DATA UNDER STUDY:
──────────

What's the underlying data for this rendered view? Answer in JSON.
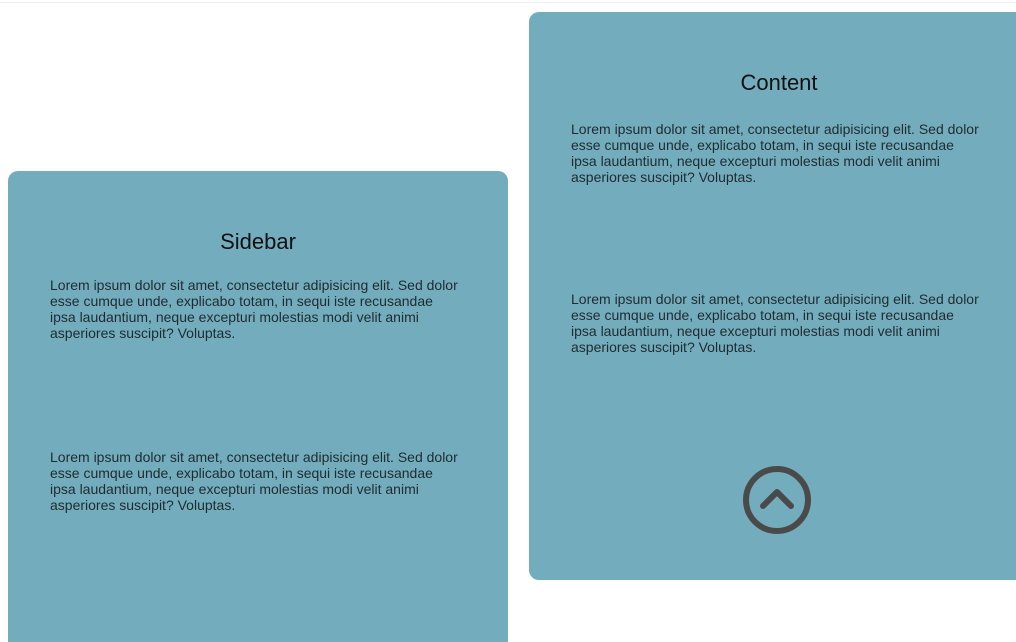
{
  "sidebar": {
    "title": "Sidebar",
    "paragraphs": [
      "Lorem ipsum dolor sit amet, consectetur adipisicing elit. Sed dolor esse cumque unde, explicabo totam, in sequi iste recusandae ipsa laudantium, neque excepturi molestias modi velit animi asperiores suscipit? Voluptas.",
      "Lorem ipsum dolor sit amet, consectetur adipisicing elit. Sed dolor esse cumque unde, explicabo totam, in sequi iste recusandae ipsa laudantium, neque excepturi molestias modi velit animi asperiores suscipit? Voluptas."
    ]
  },
  "content": {
    "title": "Content",
    "paragraphs": [
      "Lorem ipsum dolor sit amet, consectetur adipisicing elit. Sed dolor esse cumque unde, explicabo totam, in sequi iste recusandae ipsa laudantium, neque excepturi molestias modi velit animi asperiores suscipit? Voluptas.",
      "Lorem ipsum dolor sit amet, consectetur adipisicing elit. Sed dolor esse cumque unde, explicabo totam, in sequi iste recusandae ipsa laudantium, neque excepturi molestias modi velit animi asperiores suscipit? Voluptas."
    ],
    "scroll_icon": "chevron-up-circle-icon"
  },
  "colors": {
    "panel_background": "#73adbd",
    "icon": "#4a4a4a"
  }
}
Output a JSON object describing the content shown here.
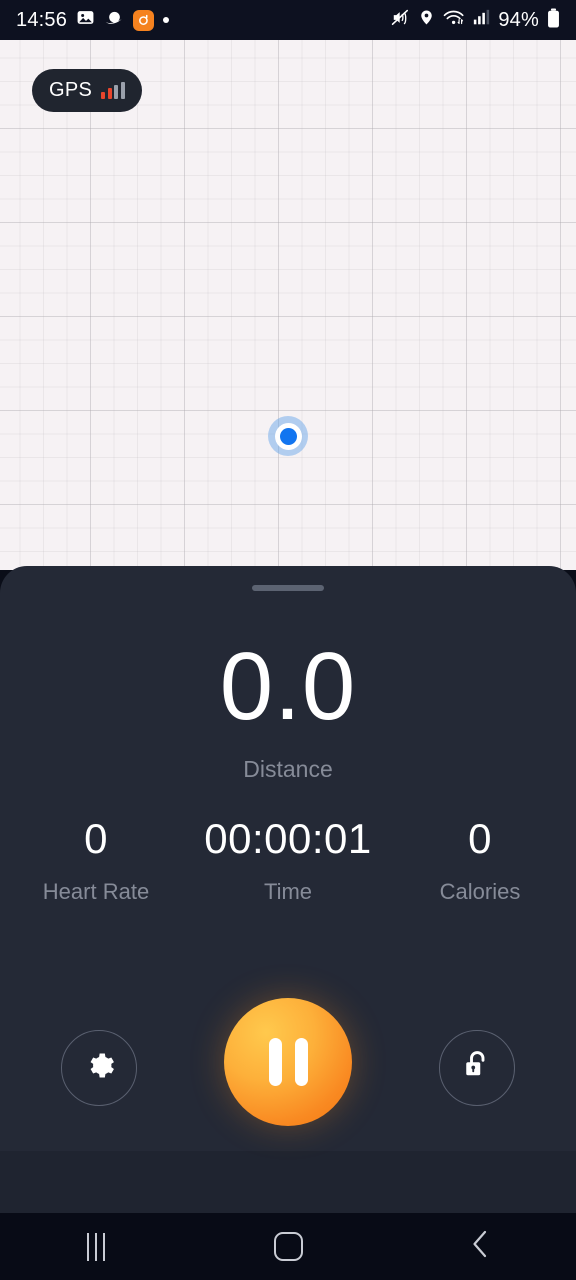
{
  "status_bar": {
    "time": "14:56",
    "battery_percent": "94%",
    "left_icons": [
      "photo-gallery-icon",
      "planet-icon",
      "orange-app-icon",
      "notification-dot-icon"
    ],
    "right_icons": [
      "mute-icon",
      "location-pin-icon",
      "wifi-icon",
      "cellular-signal-icon",
      "battery-icon"
    ]
  },
  "map": {
    "gps_badge_label": "GPS",
    "gps_signal_bars": 4,
    "gps_active_bars": 2,
    "user_marker": "current-location-marker"
  },
  "panel": {
    "distance": {
      "value": "0.0",
      "label": "Distance"
    },
    "stats": [
      {
        "value": "0",
        "label": "Heart Rate"
      },
      {
        "value": "00:00:01",
        "label": "Time"
      },
      {
        "value": "0",
        "label": "Calories"
      }
    ],
    "controls": {
      "settings_icon": "gear-icon",
      "primary_action_icon": "pause-icon",
      "lock_icon": "unlocked-padlock-icon"
    }
  },
  "nav_bar": {
    "recents_label": "recents-icon",
    "home_label": "home-icon",
    "back_label": "back-icon"
  },
  "colors": {
    "map_bg": "#f6f2f4",
    "panel_bg": "#242936",
    "accent_orange": "#f98a22",
    "marker_blue": "#1275f0",
    "gps_red": "#e8452c",
    "muted_text": "#868b98"
  }
}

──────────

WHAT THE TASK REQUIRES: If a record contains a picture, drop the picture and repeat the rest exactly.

ANSWER TO THIS PROBLEM:
What's the underlying data for this rendered view? Answer in JSON.
{
  "sidebar": {
    "title": "Sidebar",
    "paragraphs": [
      "Lorem ipsum dolor sit amet, consectetur adipisicing elit. Sed dolor esse cumque unde, explicabo totam, in sequi iste recusandae ipsa laudantium, neque excepturi molestias modi velit animi asperiores suscipit? Voluptas.",
      "Lorem ipsum dolor sit amet, consectetur adipisicing elit. Sed dolor esse cumque unde, explicabo totam, in sequi iste recusandae ipsa laudantium, neque excepturi molestias modi velit animi asperiores suscipit? Voluptas."
    ]
  },
  "content": {
    "title": "Content",
    "paragraphs": [
      "Lorem ipsum dolor sit amet, consectetur adipisicing elit. Sed dolor esse cumque unde, explicabo totam, in sequi iste recusandae ipsa laudantium, neque excepturi molestias modi velit animi asperiores suscipit? Voluptas.",
      "Lorem ipsum dolor sit amet, consectetur adipisicing elit. Sed dolor esse cumque unde, explicabo totam, in sequi iste recusandae ipsa laudantium, neque excepturi molestias modi velit animi asperiores suscipit? Voluptas."
    ],
    "scroll_icon": "chevron-up-circle-icon"
  },
  "colors": {
    "panel_background": "#73adbd",
    "icon": "#4a4a4a"
  }
}
Output a JSON object describing the content shown here.
{
  "status_bar": {
    "time": "14:56",
    "battery_percent": "94%",
    "left_icons": [
      "photo-gallery-icon",
      "planet-icon",
      "orange-app-icon",
      "notification-dot-icon"
    ],
    "right_icons": [
      "mute-icon",
      "location-pin-icon",
      "wifi-icon",
      "cellular-signal-icon",
      "battery-icon"
    ]
  },
  "map": {
    "gps_badge_label": "GPS",
    "gps_signal_bars": 4,
    "gps_active_bars": 2,
    "user_marker": "current-location-marker"
  },
  "panel": {
    "distance": {
      "value": "0.0",
      "label": "Distance"
    },
    "stats": [
      {
        "value": "0",
        "label": "Heart Rate"
      },
      {
        "value": "00:00:01",
        "label": "Time"
      },
      {
        "value": "0",
        "label": "Calories"
      }
    ],
    "controls": {
      "settings_icon": "gear-icon",
      "primary_action_icon": "pause-icon",
      "lock_icon": "unlocked-padlock-icon"
    }
  },
  "nav_bar": {
    "recents_label": "recents-icon",
    "home_label": "home-icon",
    "back_label": "back-icon"
  },
  "colors": {
    "map_bg": "#f6f2f4",
    "panel_bg": "#242936",
    "accent_orange": "#f98a22",
    "marker_blue": "#1275f0",
    "gps_red": "#e8452c",
    "muted_text": "#868b98"
  }
}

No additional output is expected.